RUSSIA IN BOYS FOR SALE
The following is from Boys for Sale. A Sociological Study of Boy Prostitution by Dennis Drew & Jonathan Drake, New York, 1969, pp. 89-91.
Theoretically, there is now no prostitution in the Soviet Union. During the Bolshevik Revolution, boy-love and other forms of sexual activity were winked at. Immediately afterwards, the “free love” period radically changed the Russian sexual climate.
Earlier, boy prostitution was quite common in the big cities and in Muslim areas and summer resorts. It has been suggested that the way the sons of the poor were “used” was a major grievance of the poor people against the rich nobility. Especially handsome youngsters were impressed into service at resort hotels where they became bell-boys and grooms with prostitution thrown in as part of their job. They were instructed to “Do whatever is required by guests for their pleasure and comfort.”
In the Caucasus, Middle Eastern customs prevailed with lustboys openly flaunting their charms at hotels and baths, according to Bernard Stern in Geschichte der öffentlichen Sittlichkeit in Russland, (1907). There were brothels with boys only and those with both women and boys. The latter were designed, not so much for choice, but for customers who wished both at once in a variety of ways.
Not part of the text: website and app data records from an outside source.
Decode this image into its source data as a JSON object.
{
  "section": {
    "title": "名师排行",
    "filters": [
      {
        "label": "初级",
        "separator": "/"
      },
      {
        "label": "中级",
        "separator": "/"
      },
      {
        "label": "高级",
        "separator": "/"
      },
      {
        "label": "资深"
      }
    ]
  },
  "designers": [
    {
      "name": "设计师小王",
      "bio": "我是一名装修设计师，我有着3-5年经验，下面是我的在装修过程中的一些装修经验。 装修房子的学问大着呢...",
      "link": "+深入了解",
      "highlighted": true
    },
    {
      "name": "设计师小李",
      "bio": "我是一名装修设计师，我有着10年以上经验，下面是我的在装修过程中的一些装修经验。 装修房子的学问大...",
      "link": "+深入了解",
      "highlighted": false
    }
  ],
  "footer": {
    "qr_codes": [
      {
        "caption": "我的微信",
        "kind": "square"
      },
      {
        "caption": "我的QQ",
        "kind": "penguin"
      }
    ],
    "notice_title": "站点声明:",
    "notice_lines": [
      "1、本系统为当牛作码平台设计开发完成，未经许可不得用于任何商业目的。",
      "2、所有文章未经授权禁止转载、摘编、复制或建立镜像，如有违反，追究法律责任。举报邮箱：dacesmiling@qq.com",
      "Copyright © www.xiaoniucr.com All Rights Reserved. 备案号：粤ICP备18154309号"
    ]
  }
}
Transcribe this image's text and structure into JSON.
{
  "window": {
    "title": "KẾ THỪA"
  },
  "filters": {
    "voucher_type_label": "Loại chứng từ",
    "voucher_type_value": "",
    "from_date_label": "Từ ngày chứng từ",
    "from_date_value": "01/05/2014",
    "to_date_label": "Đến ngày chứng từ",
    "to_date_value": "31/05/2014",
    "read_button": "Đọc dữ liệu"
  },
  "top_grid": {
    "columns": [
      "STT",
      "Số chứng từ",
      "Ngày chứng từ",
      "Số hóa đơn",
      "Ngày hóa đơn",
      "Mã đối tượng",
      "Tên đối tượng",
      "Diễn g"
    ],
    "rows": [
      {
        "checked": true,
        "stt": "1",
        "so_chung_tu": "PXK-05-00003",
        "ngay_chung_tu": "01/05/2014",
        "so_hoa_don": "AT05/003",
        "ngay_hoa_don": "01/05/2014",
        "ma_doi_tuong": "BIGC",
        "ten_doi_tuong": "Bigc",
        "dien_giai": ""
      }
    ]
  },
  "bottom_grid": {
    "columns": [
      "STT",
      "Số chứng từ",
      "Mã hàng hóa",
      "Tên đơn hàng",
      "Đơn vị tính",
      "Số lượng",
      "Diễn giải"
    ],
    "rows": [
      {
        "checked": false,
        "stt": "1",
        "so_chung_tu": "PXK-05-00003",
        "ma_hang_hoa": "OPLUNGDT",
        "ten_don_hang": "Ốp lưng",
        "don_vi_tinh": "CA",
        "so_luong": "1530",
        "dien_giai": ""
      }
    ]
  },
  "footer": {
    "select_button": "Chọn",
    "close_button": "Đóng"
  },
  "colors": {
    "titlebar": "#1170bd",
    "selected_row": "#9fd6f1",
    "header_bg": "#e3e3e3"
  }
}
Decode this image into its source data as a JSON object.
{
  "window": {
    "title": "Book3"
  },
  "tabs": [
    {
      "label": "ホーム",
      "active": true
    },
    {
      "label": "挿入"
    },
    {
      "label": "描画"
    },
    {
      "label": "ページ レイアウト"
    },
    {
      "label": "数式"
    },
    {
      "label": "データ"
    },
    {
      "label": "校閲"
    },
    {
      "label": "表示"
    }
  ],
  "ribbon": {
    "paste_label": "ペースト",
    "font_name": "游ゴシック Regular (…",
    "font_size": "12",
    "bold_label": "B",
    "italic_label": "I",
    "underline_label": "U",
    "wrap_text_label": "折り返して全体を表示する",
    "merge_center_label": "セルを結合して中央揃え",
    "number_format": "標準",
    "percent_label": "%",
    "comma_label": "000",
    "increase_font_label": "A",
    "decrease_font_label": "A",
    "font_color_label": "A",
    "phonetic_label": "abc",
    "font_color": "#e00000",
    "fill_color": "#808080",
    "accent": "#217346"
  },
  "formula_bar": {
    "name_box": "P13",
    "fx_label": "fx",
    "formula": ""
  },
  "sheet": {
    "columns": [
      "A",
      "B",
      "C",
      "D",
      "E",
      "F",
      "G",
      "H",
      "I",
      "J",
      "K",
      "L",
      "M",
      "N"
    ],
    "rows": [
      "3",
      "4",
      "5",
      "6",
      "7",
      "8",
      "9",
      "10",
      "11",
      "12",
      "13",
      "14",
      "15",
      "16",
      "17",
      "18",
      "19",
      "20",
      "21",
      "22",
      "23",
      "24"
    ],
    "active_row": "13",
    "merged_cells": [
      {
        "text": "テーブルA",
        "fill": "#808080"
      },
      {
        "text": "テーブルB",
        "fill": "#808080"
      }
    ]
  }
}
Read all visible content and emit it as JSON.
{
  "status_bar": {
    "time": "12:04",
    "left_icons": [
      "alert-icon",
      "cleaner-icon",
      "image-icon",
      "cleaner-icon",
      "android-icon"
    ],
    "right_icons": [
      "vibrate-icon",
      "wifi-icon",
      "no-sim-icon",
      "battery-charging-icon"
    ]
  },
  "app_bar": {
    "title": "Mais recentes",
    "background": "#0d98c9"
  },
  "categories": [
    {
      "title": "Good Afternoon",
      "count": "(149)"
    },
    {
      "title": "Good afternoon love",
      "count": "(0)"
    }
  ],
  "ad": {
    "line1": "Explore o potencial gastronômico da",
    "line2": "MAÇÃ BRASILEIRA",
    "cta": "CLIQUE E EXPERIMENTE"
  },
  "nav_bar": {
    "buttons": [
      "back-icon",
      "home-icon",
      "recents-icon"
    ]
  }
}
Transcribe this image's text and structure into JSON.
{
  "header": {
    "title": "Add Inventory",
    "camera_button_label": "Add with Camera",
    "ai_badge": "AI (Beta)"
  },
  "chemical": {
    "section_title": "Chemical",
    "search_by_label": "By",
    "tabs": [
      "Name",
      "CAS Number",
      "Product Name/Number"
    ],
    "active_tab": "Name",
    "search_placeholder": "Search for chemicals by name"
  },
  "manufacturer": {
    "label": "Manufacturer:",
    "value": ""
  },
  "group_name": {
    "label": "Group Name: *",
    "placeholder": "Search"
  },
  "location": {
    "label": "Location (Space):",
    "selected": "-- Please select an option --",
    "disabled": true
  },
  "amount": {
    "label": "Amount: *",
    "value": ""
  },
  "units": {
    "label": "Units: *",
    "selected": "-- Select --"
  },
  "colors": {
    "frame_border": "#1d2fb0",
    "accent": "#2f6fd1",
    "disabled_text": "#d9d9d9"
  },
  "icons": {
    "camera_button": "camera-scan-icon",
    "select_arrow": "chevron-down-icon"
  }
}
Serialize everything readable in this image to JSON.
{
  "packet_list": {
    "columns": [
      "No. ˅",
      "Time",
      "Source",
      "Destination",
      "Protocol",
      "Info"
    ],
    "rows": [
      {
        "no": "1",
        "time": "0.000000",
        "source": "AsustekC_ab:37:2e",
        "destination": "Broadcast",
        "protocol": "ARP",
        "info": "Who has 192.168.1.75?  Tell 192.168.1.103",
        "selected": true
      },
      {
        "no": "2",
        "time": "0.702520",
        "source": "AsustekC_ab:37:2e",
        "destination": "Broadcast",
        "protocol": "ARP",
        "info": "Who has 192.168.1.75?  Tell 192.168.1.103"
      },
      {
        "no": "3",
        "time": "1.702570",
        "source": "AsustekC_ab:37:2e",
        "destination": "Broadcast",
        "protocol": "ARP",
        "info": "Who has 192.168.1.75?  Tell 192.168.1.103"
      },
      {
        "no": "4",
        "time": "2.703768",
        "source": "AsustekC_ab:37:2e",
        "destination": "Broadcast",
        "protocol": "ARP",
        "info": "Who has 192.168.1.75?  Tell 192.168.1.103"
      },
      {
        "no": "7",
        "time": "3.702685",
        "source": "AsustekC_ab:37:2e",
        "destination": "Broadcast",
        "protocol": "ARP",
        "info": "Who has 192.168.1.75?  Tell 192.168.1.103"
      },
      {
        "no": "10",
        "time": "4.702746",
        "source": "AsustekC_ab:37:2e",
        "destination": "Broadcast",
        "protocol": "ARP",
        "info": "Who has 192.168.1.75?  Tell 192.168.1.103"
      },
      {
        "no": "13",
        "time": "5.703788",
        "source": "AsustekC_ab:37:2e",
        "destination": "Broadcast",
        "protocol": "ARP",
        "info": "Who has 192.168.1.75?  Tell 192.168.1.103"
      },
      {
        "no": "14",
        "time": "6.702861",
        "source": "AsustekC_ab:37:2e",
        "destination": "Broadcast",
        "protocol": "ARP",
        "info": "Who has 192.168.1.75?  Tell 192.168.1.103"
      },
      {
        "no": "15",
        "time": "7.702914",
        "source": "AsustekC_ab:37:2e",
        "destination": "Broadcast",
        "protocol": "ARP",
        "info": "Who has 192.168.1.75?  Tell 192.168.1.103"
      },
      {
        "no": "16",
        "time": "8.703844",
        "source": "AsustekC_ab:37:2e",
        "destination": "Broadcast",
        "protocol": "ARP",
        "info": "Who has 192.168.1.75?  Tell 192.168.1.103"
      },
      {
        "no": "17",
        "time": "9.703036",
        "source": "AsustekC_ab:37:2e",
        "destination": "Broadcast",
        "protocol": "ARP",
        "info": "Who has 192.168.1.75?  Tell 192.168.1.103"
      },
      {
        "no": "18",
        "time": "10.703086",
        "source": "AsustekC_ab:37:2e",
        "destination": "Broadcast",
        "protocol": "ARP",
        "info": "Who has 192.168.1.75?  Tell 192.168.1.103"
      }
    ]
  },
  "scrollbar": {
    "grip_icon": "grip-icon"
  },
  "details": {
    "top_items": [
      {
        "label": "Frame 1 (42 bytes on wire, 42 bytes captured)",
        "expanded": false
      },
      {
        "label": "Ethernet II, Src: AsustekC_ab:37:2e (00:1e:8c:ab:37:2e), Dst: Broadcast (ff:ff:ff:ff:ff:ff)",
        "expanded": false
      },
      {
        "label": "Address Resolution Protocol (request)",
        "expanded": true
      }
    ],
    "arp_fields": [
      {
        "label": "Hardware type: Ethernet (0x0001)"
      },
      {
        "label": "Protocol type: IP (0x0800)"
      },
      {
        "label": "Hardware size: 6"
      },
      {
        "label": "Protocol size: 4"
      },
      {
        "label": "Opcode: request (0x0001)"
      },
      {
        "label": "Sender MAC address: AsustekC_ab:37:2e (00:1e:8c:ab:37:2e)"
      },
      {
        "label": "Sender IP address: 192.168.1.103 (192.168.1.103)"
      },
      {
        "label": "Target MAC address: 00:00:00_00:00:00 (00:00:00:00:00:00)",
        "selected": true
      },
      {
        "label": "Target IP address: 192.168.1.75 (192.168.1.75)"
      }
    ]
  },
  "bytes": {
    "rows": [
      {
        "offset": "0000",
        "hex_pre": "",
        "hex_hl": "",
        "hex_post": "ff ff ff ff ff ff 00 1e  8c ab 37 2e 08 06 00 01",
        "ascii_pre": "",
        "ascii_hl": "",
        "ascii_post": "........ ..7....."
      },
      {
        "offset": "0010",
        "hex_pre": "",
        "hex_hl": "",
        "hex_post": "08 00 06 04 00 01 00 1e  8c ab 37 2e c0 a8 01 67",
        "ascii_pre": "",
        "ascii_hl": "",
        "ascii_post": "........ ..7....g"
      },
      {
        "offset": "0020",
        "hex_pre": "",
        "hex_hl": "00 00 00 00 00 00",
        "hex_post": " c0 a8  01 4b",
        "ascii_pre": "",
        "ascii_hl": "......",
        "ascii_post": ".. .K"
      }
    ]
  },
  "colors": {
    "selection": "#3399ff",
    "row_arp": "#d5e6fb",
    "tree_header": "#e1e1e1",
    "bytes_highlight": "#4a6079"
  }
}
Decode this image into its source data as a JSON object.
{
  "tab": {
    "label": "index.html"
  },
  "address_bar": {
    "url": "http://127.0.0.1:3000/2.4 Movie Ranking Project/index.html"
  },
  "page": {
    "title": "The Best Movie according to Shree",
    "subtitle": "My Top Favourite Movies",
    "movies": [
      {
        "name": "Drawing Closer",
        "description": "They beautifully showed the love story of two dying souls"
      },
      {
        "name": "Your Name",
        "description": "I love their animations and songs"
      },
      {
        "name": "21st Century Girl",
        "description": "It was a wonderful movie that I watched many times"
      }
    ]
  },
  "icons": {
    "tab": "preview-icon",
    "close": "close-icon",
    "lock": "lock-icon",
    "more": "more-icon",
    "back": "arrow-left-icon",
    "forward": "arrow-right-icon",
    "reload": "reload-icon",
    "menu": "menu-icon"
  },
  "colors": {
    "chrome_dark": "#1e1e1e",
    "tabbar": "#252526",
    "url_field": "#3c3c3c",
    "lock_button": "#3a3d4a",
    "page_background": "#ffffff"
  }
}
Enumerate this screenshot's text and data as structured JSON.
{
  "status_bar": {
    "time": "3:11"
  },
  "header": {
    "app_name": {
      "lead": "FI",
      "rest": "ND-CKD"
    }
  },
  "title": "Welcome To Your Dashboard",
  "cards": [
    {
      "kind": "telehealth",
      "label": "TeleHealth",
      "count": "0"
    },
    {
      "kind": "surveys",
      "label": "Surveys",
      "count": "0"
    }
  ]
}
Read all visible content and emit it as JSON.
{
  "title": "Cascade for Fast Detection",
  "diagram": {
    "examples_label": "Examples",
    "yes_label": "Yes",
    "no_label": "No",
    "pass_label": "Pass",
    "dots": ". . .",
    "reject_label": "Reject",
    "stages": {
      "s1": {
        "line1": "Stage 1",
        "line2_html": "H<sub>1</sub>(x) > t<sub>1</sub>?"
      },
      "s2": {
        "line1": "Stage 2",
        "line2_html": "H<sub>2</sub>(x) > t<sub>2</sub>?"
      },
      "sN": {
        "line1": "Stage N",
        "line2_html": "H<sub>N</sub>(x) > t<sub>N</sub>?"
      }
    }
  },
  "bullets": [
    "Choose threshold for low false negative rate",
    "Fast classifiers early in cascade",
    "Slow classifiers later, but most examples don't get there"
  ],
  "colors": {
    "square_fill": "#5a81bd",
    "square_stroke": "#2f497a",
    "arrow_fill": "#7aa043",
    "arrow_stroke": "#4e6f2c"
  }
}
Anti-semitism often took cruel forms in Russia, and one of them, as in North Africa, was the rape of Jewish boys as the first step in forcing them into a life of prostitution. Stern says that Jewish boys, especially those separated from their families, were commonly handed over to pimps for exploitation. If an orphan Jewish boy was lucky, the authorities placed him as a bell-boy in a resort hotel; if unlucky, the records showed that they sent him to an orphanage but the “orphanage” was really a brothel. There was a popular poem or song which sang of obscene pleasures. It went: “Nothing is so delightful during intercourse as the feel of a Jewish tongue on the anus.”
Stern records a number of such songs and poems as popular “folk culture.” It is more likely, however, that they were songs and poems recited by youngsters to arouse their guests in the brothels.
When the cock is full of beer
Better stick it in the rear,
This throbbing cock so gay and bold,
Don’t keep it out there in the cold.
Stern says that young schoolboys also sang songs like these and gives examples.
In St. Petersburg, there was traffic between upper class men and ballet boys. A wealthy man often was a “patron” to a youngster at ballet school, sponsoring him and paying his fees in exchange for sexual favors. But this was hardly prostitution any more than the sexual intercourse between master and servants in wealthy households.
There were agents who procured such boys for brothels and hotels, and as servants. Some even arranged special “Greek love” liaisons. These men were pretty much the same. They were called “shellfish dealers.”(We are not sure just why.)
During the pogroms, when all Jewish families were forced to leave Moscow, they found that educational opportunities for their sons were non-existent. Some ambitious Jews, anxious to secure education for their offspring in spite of the difficulties, bribed officials to allow their youngsters to remain in Moscow boarding schools to complete at least high school. These boys were then cynically made available to the older boys and to the staff of the school. They had no other recourse. They could not complain to their parents of this forced, amateur prostitution. Ironically and cruelly, no matter how hard they worked at their studies, when they graduated, these boys were usually presented at graduation exercises with a certificate qualifying them as male prostitutes instead of the diploma for which they’d worked so zealously. The better looking boys were then sent to brothels while others, rather than face their families after their lives of shame, committed suicide.
 See the article on this website, “Greek love in modern Russia”, for a full quotation of what the book referred to actually said. The Caucasus was indeed part of Russia when Stern was writing, but it had not been so for long, nor was the southern part, where Greek love was most common, to remain so beyond 1917.
 There is nothing about Jewish boys in the book by Stern already cited, Geschichte der öffentlichen Sittlichkeit in Russland, so this must come from another of his many books.